Christian Ethics and Political Economy in North America: A Critical Analysis, by P. Travis Kroeker. (Montréal and Kingston, McGill-Queen's University Press, 1995), in Canadian Journal of Political Science, 38/3 (September 1995), 589-590.
The Shaping of American Liberalism: The Debates Over Ratification, Nullification, and Slavery, by David F. Ericson. (Chicago, University of Chicago Press, 1993), in Canadian Journal of Political Science, 37/4 (December 1994), 841-2.
Fire at Eden's Gate: Tom McCall & the Oregon Story. By Brent Walth. Portland: Oregon Historical Press, 1994. 564 pp., in Columbia: The magazine of Northwest history, Spring 1997, 46-47.
Rosellini: Immigrants: Son and Progressive Governor. By Payton Smith. Seattle: University of Washington Press, 1997, 271 pp., in Columbia: The magazine of Northwest history, Winter 1997-98, 44.
Honor In the House: Speaker Tom Foley, in Columbia: The magazine of Northwest History, Spring 2000, Washington State Historical Society, page 44.
“These Parts Are Intirely Unknown” Knowledge of Our Landscapes in the Pacific Northwest and British Columbia”, at the Borderblur: In and Out of Place in B.C. and the Pacific Northwest. Bellingham: Center for Canadian-American Studies, Western Washington University Press, 2003.
Pre-Publication Review and Assessment
Evaluation of 1284-3857-1-RV CPSR 2march2016, a manuscript, “Opposition Role Conflict And The Failure To Criticize: The Case Of Heavy Oil Upgraders In Saskatchewan”, submitted to the Canadian Political Science Review, 1 December 2015.
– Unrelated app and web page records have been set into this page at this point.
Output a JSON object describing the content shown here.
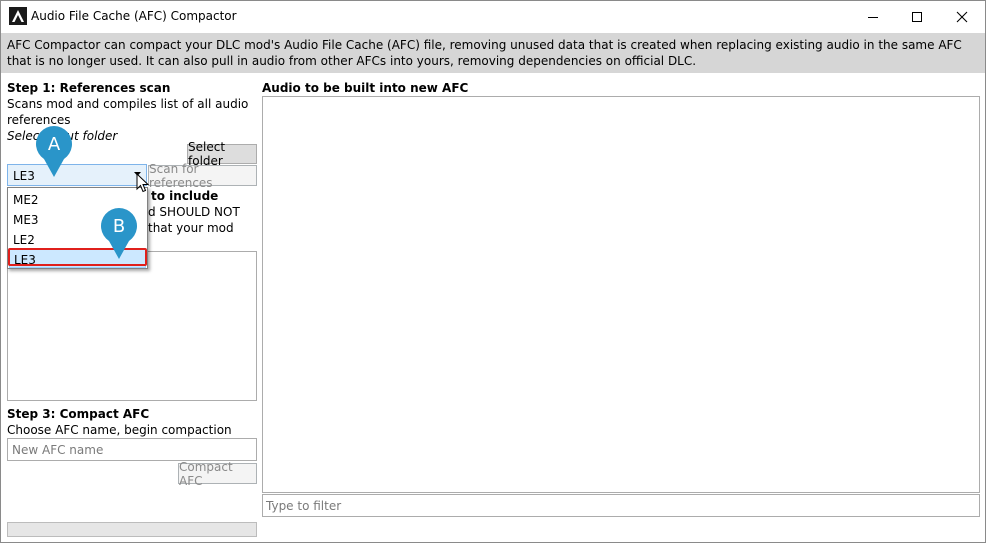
{
  "window": {
    "title": "Audio File Cache (AFC) Compactor",
    "controls": {
      "minimize": "minimize-icon",
      "maximize": "maximize-icon",
      "close": "close-icon"
    }
  },
  "banner": {
    "text": "AFC Compactor can compact your DLC mod's Audio File Cache (AFC) file, removing unused data that is created when replacing existing audio in the same AFC that is no longer used. It can also pull in audio from other AFCs into yours, removing dependencies on official DLC."
  },
  "step1": {
    "heading": "Step 1: References scan",
    "desc_line1": "Scans mod and compiles list of all audio",
    "desc_line2": "references",
    "select_input_folder": "Select input folder",
    "select_folder_button": "Select folder",
    "scan_button": "Scan for references",
    "game_selected": "LE3",
    "game_options": [
      "ME2",
      "ME3",
      "LE2",
      "LE3"
    ]
  },
  "step2": {
    "heading_partial": "to include",
    "line2_partial": "d SHOULD NOT",
    "line3_partial": "that your mod"
  },
  "step3": {
    "heading": "Step 3: Compact AFC",
    "desc": "Choose AFC name, begin compaction",
    "afc_name_placeholder": "New AFC name",
    "compact_button": "Compact AFC"
  },
  "right": {
    "heading": "Audio to be built into new AFC",
    "filter_placeholder": "Type to filter"
  },
  "annotations": {
    "marker_a": "A",
    "marker_b": "B",
    "marker_color": "#2a95c9",
    "highlight_color": "#e0201c"
  },
  "progress": {
    "fraction": 0
  }
}
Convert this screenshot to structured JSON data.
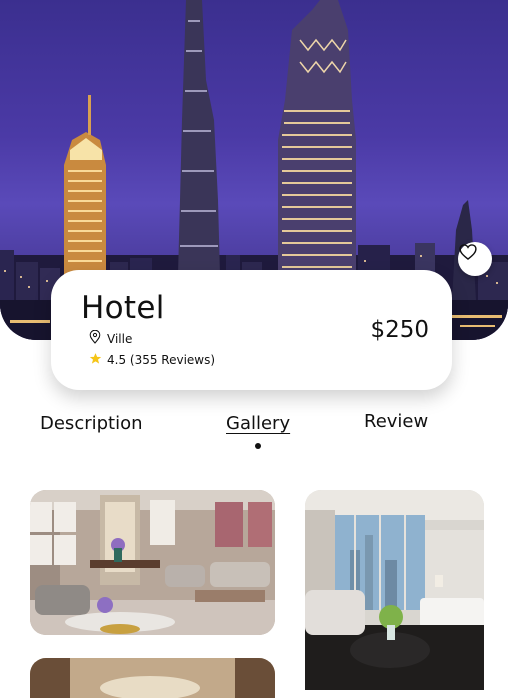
{
  "hotel": {
    "name": "Hotel",
    "location": "Ville",
    "rating_text": "4.5 (355 Reviews)",
    "price": "$250"
  },
  "tabs": {
    "description": "Description",
    "gallery": "Gallery",
    "review": "Review",
    "active": "gallery"
  },
  "icons": {
    "favorite": "heart-icon",
    "location": "location-pin-icon",
    "rating": "star-icon"
  },
  "colors": {
    "star": "#f5c518",
    "text": "#111111"
  }
}
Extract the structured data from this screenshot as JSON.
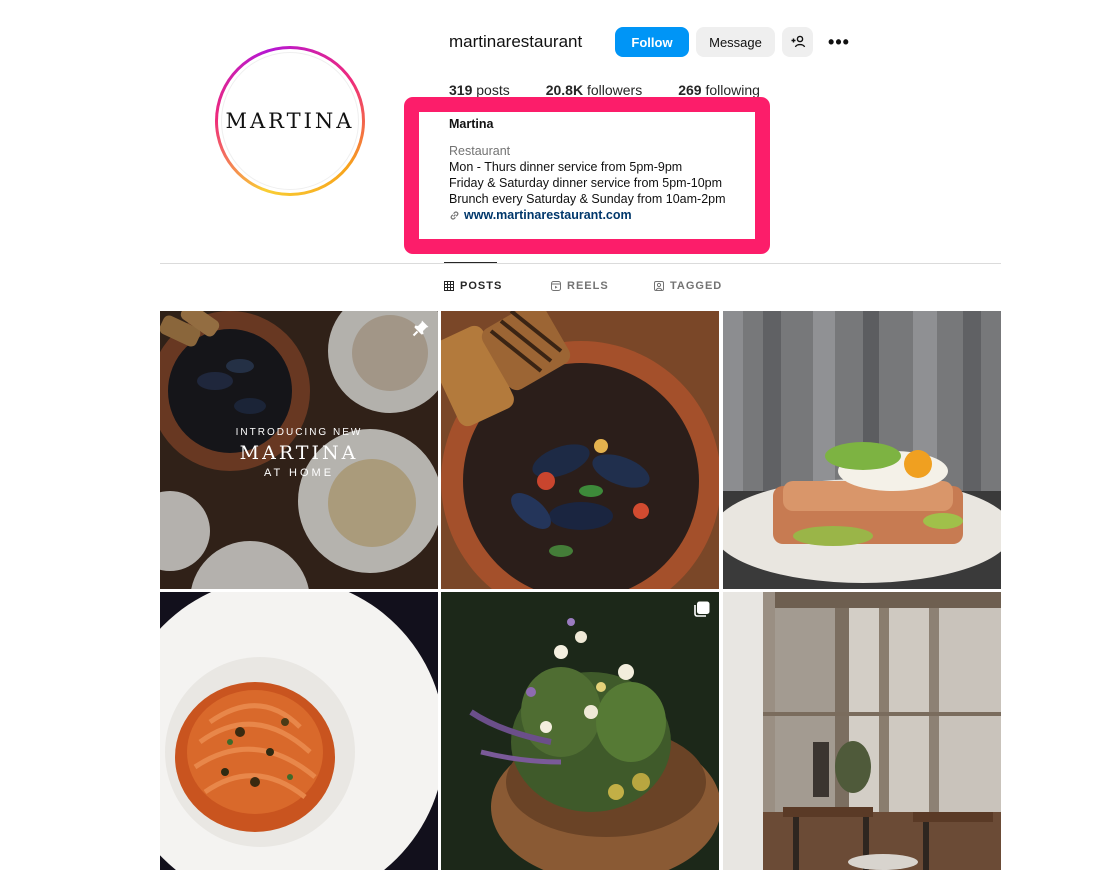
{
  "profile": {
    "username": "martinarestaurant",
    "avatar_text": "MARTINA",
    "follow_label": "Follow",
    "message_label": "Message",
    "more_label": "•••"
  },
  "stats": {
    "posts_count": "319",
    "posts_label": "posts",
    "followers_count": "20.8K",
    "followers_label": "followers",
    "following_count": "269",
    "following_label": "following"
  },
  "bio": {
    "name": "Martina",
    "category": "Restaurant",
    "lines": [
      "Mon - Thurs dinner service from 5pm-9pm",
      "Friday & Saturday dinner service from 5pm-10pm",
      "Brunch every Saturday & Sunday from 10am-2pm"
    ],
    "link": "www.martinarestaurant.com"
  },
  "tabs": [
    {
      "label": "POSTS",
      "icon": "grid-icon",
      "active": true
    },
    {
      "label": "REELS",
      "icon": "reels-icon",
      "active": false
    },
    {
      "label": "TAGGED",
      "icon": "tagged-icon",
      "active": false
    }
  ],
  "posts": [
    {
      "subject": "mussels and plates overhead",
      "overlay_small": "INTRODUCING NEW",
      "overlay_big": "MARTINA",
      "overlay_mid": "AT HOME",
      "badge_icon": "pin-icon"
    },
    {
      "subject": "mussels in clay bowl with grilled bread"
    },
    {
      "subject": "toast topped with fried egg and greens"
    },
    {
      "subject": "spaghetti in white bowl"
    },
    {
      "subject": "herbs and flowers in wooden bowl",
      "badge_icon": "carousel-icon"
    },
    {
      "subject": "rustic wooden dining room"
    }
  ],
  "colors": {
    "follow_button": "#0095f6",
    "highlight_box": "#fc1d6a",
    "link": "#00376b"
  }
}
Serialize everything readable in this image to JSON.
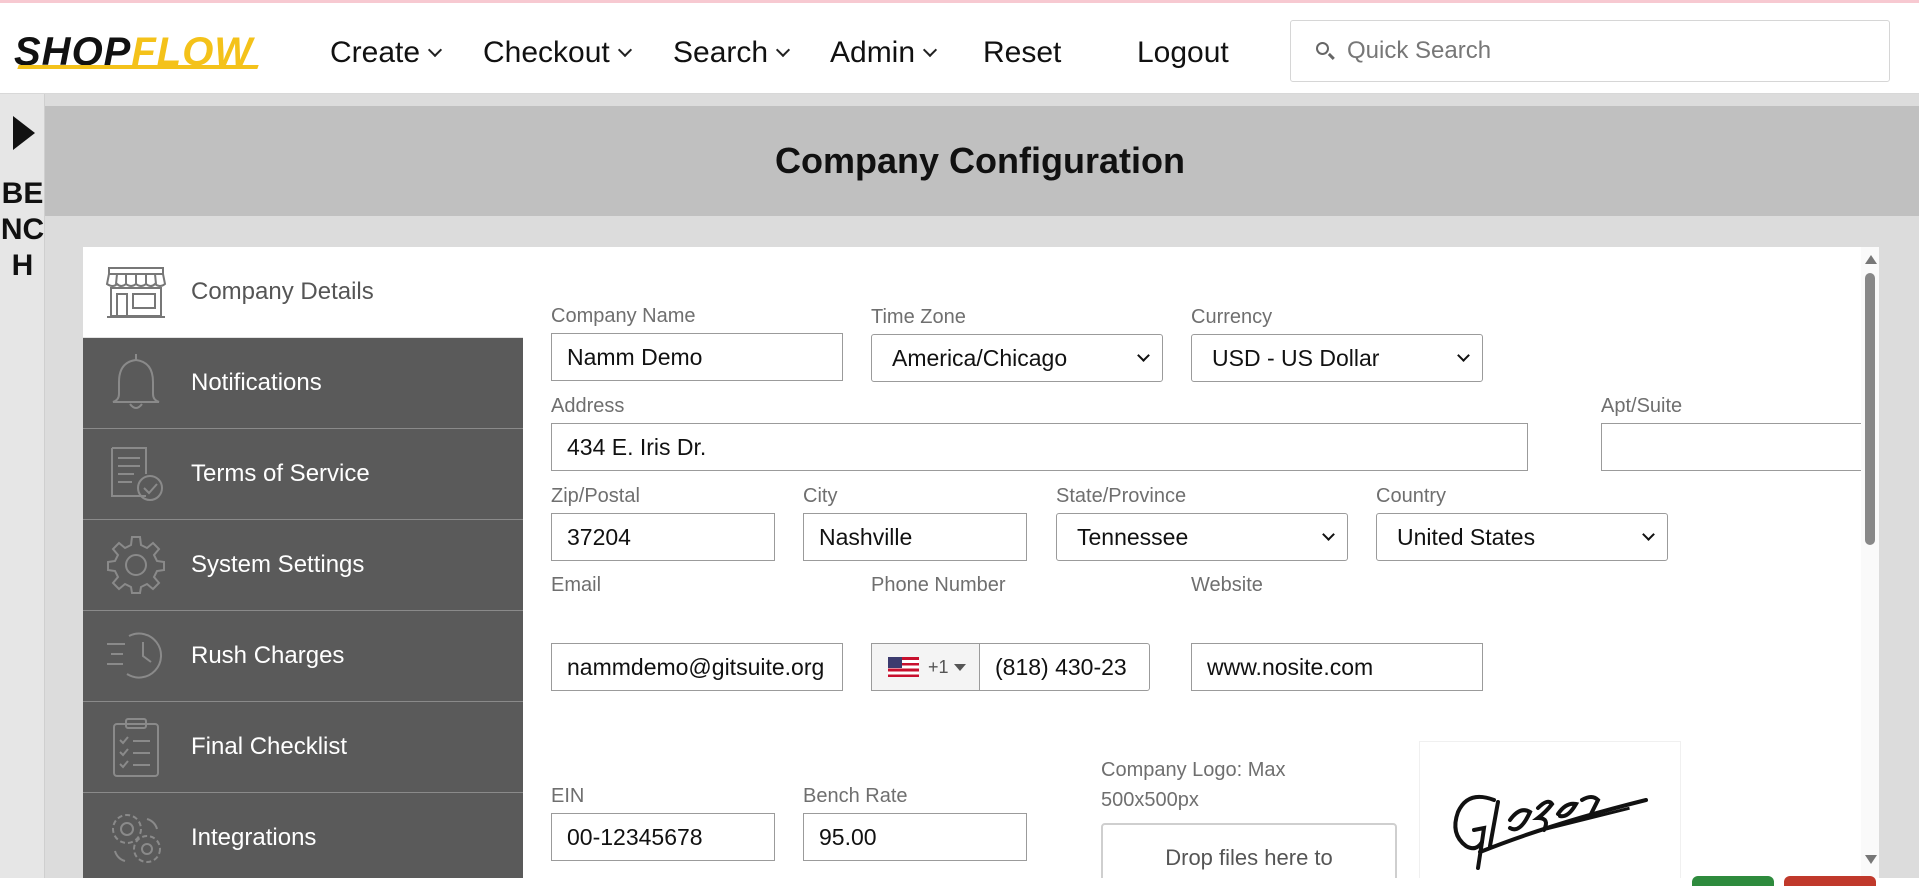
{
  "app": {
    "logo_part1": "SHOP",
    "logo_part2": "FLOW"
  },
  "nav": {
    "create": "Create",
    "checkout": "Checkout",
    "search": "Search",
    "admin": "Admin",
    "reset": "Reset",
    "logout": "Logout"
  },
  "quick_search": {
    "placeholder": "Quick Search"
  },
  "bench": {
    "label": "BENCH"
  },
  "page": {
    "title": "Company Configuration"
  },
  "sidebar": {
    "items": [
      {
        "label": "Company Details",
        "icon": "storefront-icon",
        "active": true
      },
      {
        "label": "Notifications",
        "icon": "bell-icon",
        "active": false
      },
      {
        "label": "Terms of Service",
        "icon": "document-check-icon",
        "active": false
      },
      {
        "label": "System Settings",
        "icon": "gear-icon",
        "active": false
      },
      {
        "label": "Rush Charges",
        "icon": "fast-clock-icon",
        "active": false
      },
      {
        "label": "Final Checklist",
        "icon": "clipboard-checklist-icon",
        "active": false
      },
      {
        "label": "Integrations",
        "icon": "gears-icon",
        "active": false
      }
    ]
  },
  "form": {
    "company_name": {
      "label": "Company Name",
      "value": "Namm Demo"
    },
    "time_zone": {
      "label": "Time Zone",
      "value": "America/Chicago"
    },
    "currency": {
      "label": "Currency",
      "value": "USD - US Dollar"
    },
    "address": {
      "label": "Address",
      "value": "434 E. Iris Dr."
    },
    "apt_suite": {
      "label": "Apt/Suite",
      "value": ""
    },
    "zip": {
      "label": "Zip/Postal",
      "value": "37204"
    },
    "city": {
      "label": "City",
      "value": "Nashville"
    },
    "state": {
      "label": "State/Province",
      "value": "Tennessee"
    },
    "country": {
      "label": "Country",
      "value": "United States"
    },
    "email": {
      "label": "Email",
      "value": "nammdemo@gitsuite.org"
    },
    "phone": {
      "label": "Phone Number",
      "dial_code": "+1",
      "value": "(818) 430-23"
    },
    "website": {
      "label": "Website",
      "value": "www.nosite.com"
    },
    "ein": {
      "label": "EIN",
      "value": "00-12345678"
    },
    "bench_rate": {
      "label": "Bench Rate",
      "value": "95.00"
    },
    "company_logo": {
      "label_line1": "Company Logo: Max",
      "label_line2": "500x500px",
      "dropzone_text": "Drop files here to"
    }
  },
  "colors": {
    "brand_yellow": "#f4c21a",
    "sidebar_bg": "#5a5a5a",
    "header_band": "#c0c0c0",
    "save_green": "#2e8b3d",
    "cancel_red": "#c0392b"
  }
}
Evaluation of a manuscript “Trade Barriers to the Public Good: The NAFTA and AIT Cases Concerning MMT”, by Alex C. Michalos, for the University of British Columbia Press, June 2005.
Evaluation of manuscript no. 95 - 35, "Religious and Democratic Politics", submitted on 28 September 1995 to Prof. Richard Vernon, co-editor, Canadian Journal of Political Science.
Michael Treleaven. Social Policy and Regionalism in the Pacific Northwest, in New Scholars - New Visions in Canadian Studies, 2/1 (Summer 1997 -- publication delayed to 1998). Seattle: Canadian Studies Centre, The Henry M. Jackson School of International Studies, the University of Washington, 3-21.